_Exercise goal:_
Go through the material and tally the lines containing the string "中日スポーツ". Give the total alone.

_Record excerpts:_
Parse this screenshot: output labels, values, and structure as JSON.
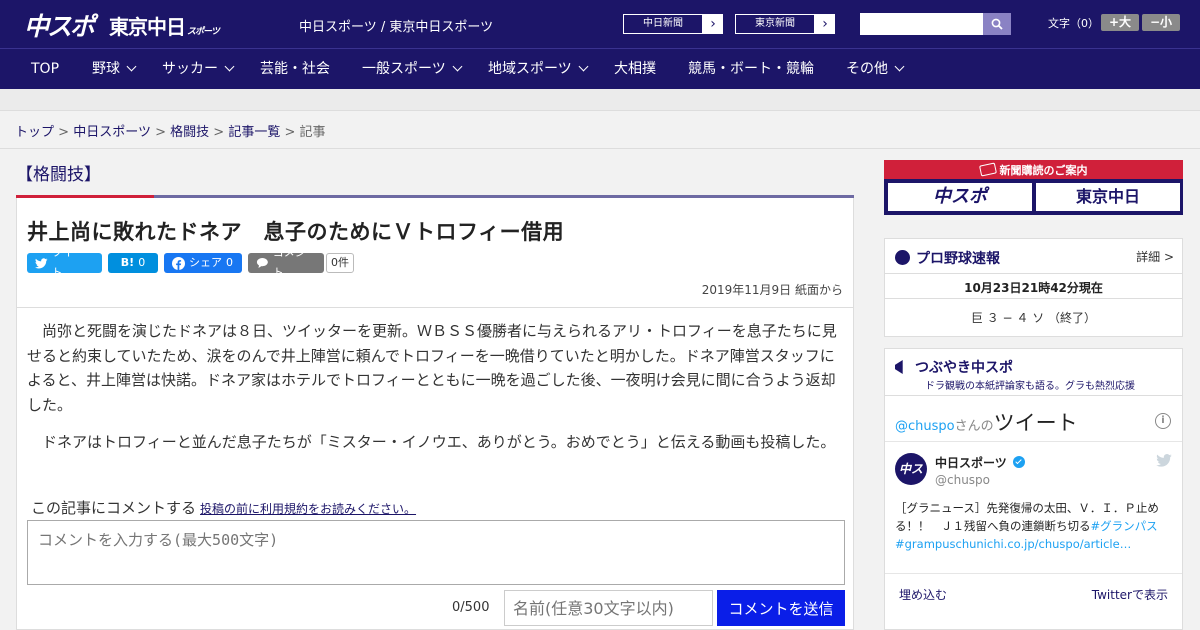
{
  "header": {
    "logo_chuspo": "中スポ",
    "logo_tokyo": "東京中日",
    "logo_tokyo_sub": "スポーツ",
    "tagline": "中日スポーツ / 東京中日スポーツ",
    "paper_links": [
      "中日新聞",
      "東京新聞"
    ],
    "fontsize_label": "文字（0）",
    "fontsize_bigger": "+大",
    "fontsize_smaller": "−小"
  },
  "nav": {
    "items": [
      {
        "label": "TOP"
      },
      {
        "label": "野球"
      },
      {
        "label": "サッカー"
      },
      {
        "label": "芸能・社会"
      },
      {
        "label": "一般スポーツ"
      },
      {
        "label": "地域スポーツ"
      },
      {
        "label": "大相撲"
      },
      {
        "label": "競馬・ボート・競輪"
      },
      {
        "label": "その他"
      }
    ]
  },
  "breadcrumb": {
    "items": [
      "トップ",
      "中日スポーツ",
      "格闘技",
      "記事一覧"
    ],
    "current": "記事",
    "separator": ">"
  },
  "article": {
    "category": "【格闘技】",
    "headline": "井上尚に敗れたドネア　息子のためにＶトロフィー借用",
    "share": {
      "tweet": "ツイート",
      "hatena": "B!",
      "hatena_count": "0",
      "facebook": "シェア",
      "facebook_count": "0",
      "comment": "コメント",
      "comment_count": "0件"
    },
    "dateline": "2019年11月9日 紙面から",
    "paragraphs": [
      "尚弥と死闘を演じたドネアは８日、ツイッターを更新。ＷＢＳＳ優勝者に与えられるアリ・トロフィーを息子たちに見せると約束していたため、涙をのんで井上陣営に頼んでトロフィーを一晩借りていたと明かした。ドネア陣営スタッフによると、井上陣営は快諾。ドネア家はホテルでトロフィーとともに一晩を過ごした後、一夜明け会見に間に合うよう返却した。",
      "ドネアはトロフィーと並んだ息子たちが「ミスター・イノウエ、ありがとう。おめでとう」と伝える動画も投稿した。"
    ],
    "comment_form": {
      "prompt": "この記事にコメントする",
      "rules_link": "投稿の前に利用規約をお読みください。",
      "placeholder": "コメントを入力する(最大500文字)",
      "count": "0/500",
      "name_placeholder": "名前(任意30文字以内)",
      "submit": "コメントを送信"
    }
  },
  "sidebar": {
    "subscription": {
      "title": "新聞購読のご案内",
      "left": "中スポ",
      "right": "東京中日"
    },
    "baseball": {
      "title": "プロ野球速報",
      "detail": "詳細 >",
      "updated": "10月23日21時42分現在",
      "score": "巨 ３ − ４ ソ （終了）"
    },
    "tweets": {
      "title": "つぶやき中スポ",
      "subtitle": "ドラ観戦の本紙評論家も語る。グラも熱烈応援",
      "handle_prefix": "@chuspo",
      "handle_suffix": "さんの",
      "heading": "ツイート",
      "account_name": "中日スポーツ",
      "account_handle": "@chuspo",
      "tweet_text": "［グラニュース］先発復帰の太田、Ｖ．Ｉ．Ｐ止める！！　Ｊ１残留へ負の連鎖断ち切る",
      "tweet_hashtag": "#グランパス",
      "tweet_link": "#grampuschunichi.co.jp/chuspo/article…",
      "embed": "埋め込む",
      "view_on_twitter": "Twitterで表示"
    }
  },
  "colors": {
    "brand_navy": "#1c1568",
    "accent_red": "#d0203a",
    "submit_blue": "#0a1ee8",
    "twitter_blue": "#1da1f2"
  }
}
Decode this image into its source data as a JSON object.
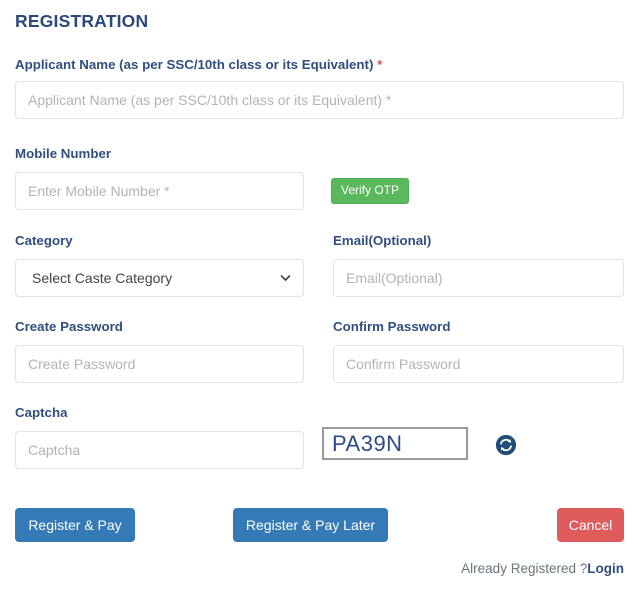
{
  "page": {
    "title": "REGISTRATION"
  },
  "colors": {
    "title": "#2a4a7c",
    "label": "#2f4f80",
    "required_star": "#d9534f",
    "primary_button": "#337ab7",
    "success_button": "#5cb85c",
    "danger_button": "#e05c5c",
    "captcha_text": "#2c4a88",
    "refresh_icon": "#1f4e79",
    "placeholder": "#b0b0b0"
  },
  "fields": {
    "applicant_name": {
      "label": "Applicant Name (as per SSC/10th class or its Equivalent)",
      "required_marker": "*",
      "placeholder": "Applicant Name (as per SSC/10th class or its Equivalent) *",
      "value": ""
    },
    "mobile_number": {
      "label": "Mobile Number",
      "placeholder": "Enter Mobile Number *",
      "value": ""
    },
    "category": {
      "label": "Category",
      "selected": "Select Caste Category",
      "options": [
        "Select Caste Category"
      ]
    },
    "email": {
      "label": "Email(Optional)",
      "placeholder": "Email(Optional)",
      "value": ""
    },
    "create_password": {
      "label": "Create Password",
      "placeholder": "Create Password",
      "value": ""
    },
    "confirm_password": {
      "label": "Confirm Password",
      "placeholder": "Confirm Password",
      "value": ""
    },
    "captcha": {
      "label": "Captcha",
      "placeholder": "Captcha",
      "value": "",
      "image_text": "PA39N",
      "refresh_icon": "refresh-icon"
    }
  },
  "buttons": {
    "verify_otp": "Verify OTP",
    "register_pay": "Register & Pay",
    "register_pay_later": "Register & Pay Later",
    "cancel": "Cancel"
  },
  "footer": {
    "already_registered": "Already Registered ?",
    "login_link": "Login"
  }
}
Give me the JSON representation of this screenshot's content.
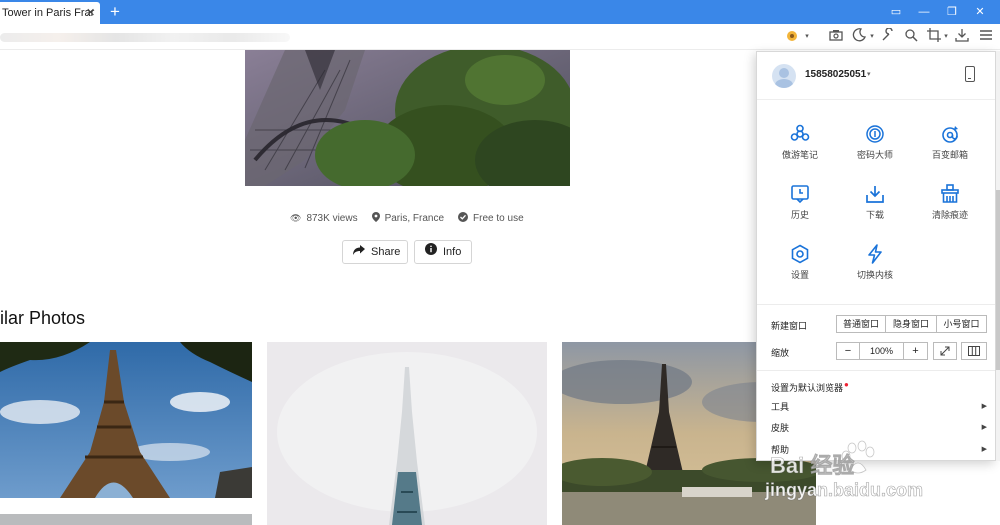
{
  "tab": {
    "title": "Tower in Paris Frar",
    "close": "✕",
    "new_tab": "+"
  },
  "window_controls": [
    "▭",
    "—",
    "❐",
    "✕"
  ],
  "toolbar": {
    "icons": [
      "extension-icon",
      "screenshot-icon",
      "night-mode-icon",
      "tools-icon",
      "translate-icon",
      "crop-icon",
      "download-icon",
      "menu-icon"
    ]
  },
  "photo_meta": {
    "views": "873K views",
    "location": "Paris, France",
    "license": "Free to use"
  },
  "actions": {
    "share": "Share",
    "info": "Info"
  },
  "similar": {
    "title": "ilar Photos"
  },
  "menu": {
    "user": {
      "name": "15858025051"
    },
    "grid": [
      {
        "label": "傲游笔记",
        "icon": "notes-icon"
      },
      {
        "label": "密码大师",
        "icon": "password-icon"
      },
      {
        "label": "百变邮箱",
        "icon": "mail-icon"
      },
      {
        "label": "历史",
        "icon": "history-icon"
      },
      {
        "label": "下载",
        "icon": "download-icon"
      },
      {
        "label": "清除痕迹",
        "icon": "clear-icon"
      },
      {
        "label": "设置",
        "icon": "settings-icon"
      },
      {
        "label": "切换内核",
        "icon": "lightning-icon"
      }
    ],
    "new_window": {
      "label": "新建窗口",
      "options": [
        "普通窗口",
        "隐身窗口",
        "小号窗口"
      ]
    },
    "zoom": {
      "label": "缩放",
      "minus": "−",
      "value": "100%",
      "plus": "+"
    },
    "default_browser": "设置为默认浏览器",
    "tools": "工具",
    "skin": "皮肤",
    "help": "帮助"
  },
  "watermark": {
    "logo": "Bai 经验",
    "url": "jingyan.baidu.com"
  },
  "colors": {
    "tabbar": "#3a87e8",
    "menu_icon": "#1a73d9"
  }
}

_Exercise output:_
3